You might be thinking to yourself that you’ll just move with the arrow keys and then find safe moments to type out a few words while Ray stands still. This strategy will let you limp through the first couple levels, but it’s no good in the long term. You just can’t stand still long enough to win in most encounters. Equally foolish is the idea of doing all your typing with your left hand while moving Ray about with the arrow keys using your right hand. Unless you’re a god-tier one-handed typist who never needs to look at the keyboard, this is not the way.

The best strategy is to use the shift-combos with the WASD block to move Ray around. That felt awkward to me at first, but I realized after trying this out that I can type an awful lot of words without those four letters, so it’s easier to move and type simultaneously than I expected. Using those four letters took a little practice, but the strategy quickly started to pay off.


Image source: Gamesplanet

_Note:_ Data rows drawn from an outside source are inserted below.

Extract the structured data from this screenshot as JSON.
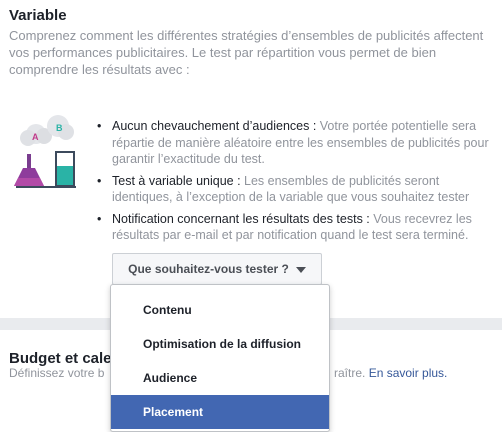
{
  "variable_section": {
    "title": "Variable",
    "description": "Comprenez comment les différentes stratégies d’ensembles de publicités affectent vos performances publicitaires. Le test par répartition vous permet de bien comprendre les résultats avec :",
    "illustration": {
      "icon": "ab-test-flasks-icon",
      "label_a": "A",
      "label_b": "B"
    },
    "bullets": [
      {
        "title": "Aucun chevauchement d’audiences : ",
        "text": "Votre portée potentielle sera répartie de manière aléatoire entre les ensembles de publicités pour garantir l’exactitude du test."
      },
      {
        "title": "Test à variable unique : ",
        "text": "Les ensembles de publicités seront identiques, à l’exception de la variable que vous souhaitez tester"
      },
      {
        "title": "Notification concernant les résultats des tests : ",
        "text": "Vous recevrez les résultats par e-mail et par notification quand le test sera terminé."
      }
    ],
    "test_button_label": "Que souhaitez-vous tester ?"
  },
  "dropdown": {
    "items": [
      "Contenu",
      "Optimisation de la diffusion",
      "Audience",
      "Placement"
    ],
    "selected": "Placement"
  },
  "budget_section": {
    "title": "Budget et caler",
    "description_start": "Définissez votre b",
    "description_end": "raître. ",
    "link": "En savoir plus."
  },
  "colors": {
    "selected_bg": "#4267b2",
    "link": "#365899",
    "muted_text": "#90949c"
  }
}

If you’re hungry for a new arena to showcase your superb keyboarding, don’t miss out on The Textorcist: The Story of Ray Bibbia. It’s immediately vaulted to the number-one spot in my list of typing games, and I say that with no disrespect to Mario Teaches Typing. This game isn’t just for the WPM one-percenters, though. Between its goofy puns, hard-boiled dialogue, infectious soundtrack, and glorious bullet-hell combat, The Textorcist just might give you the motivation you need to repent of your hunt-and-peck ways. So get out there, level up your skills, and help Ray cleanse Rome of demon infestation.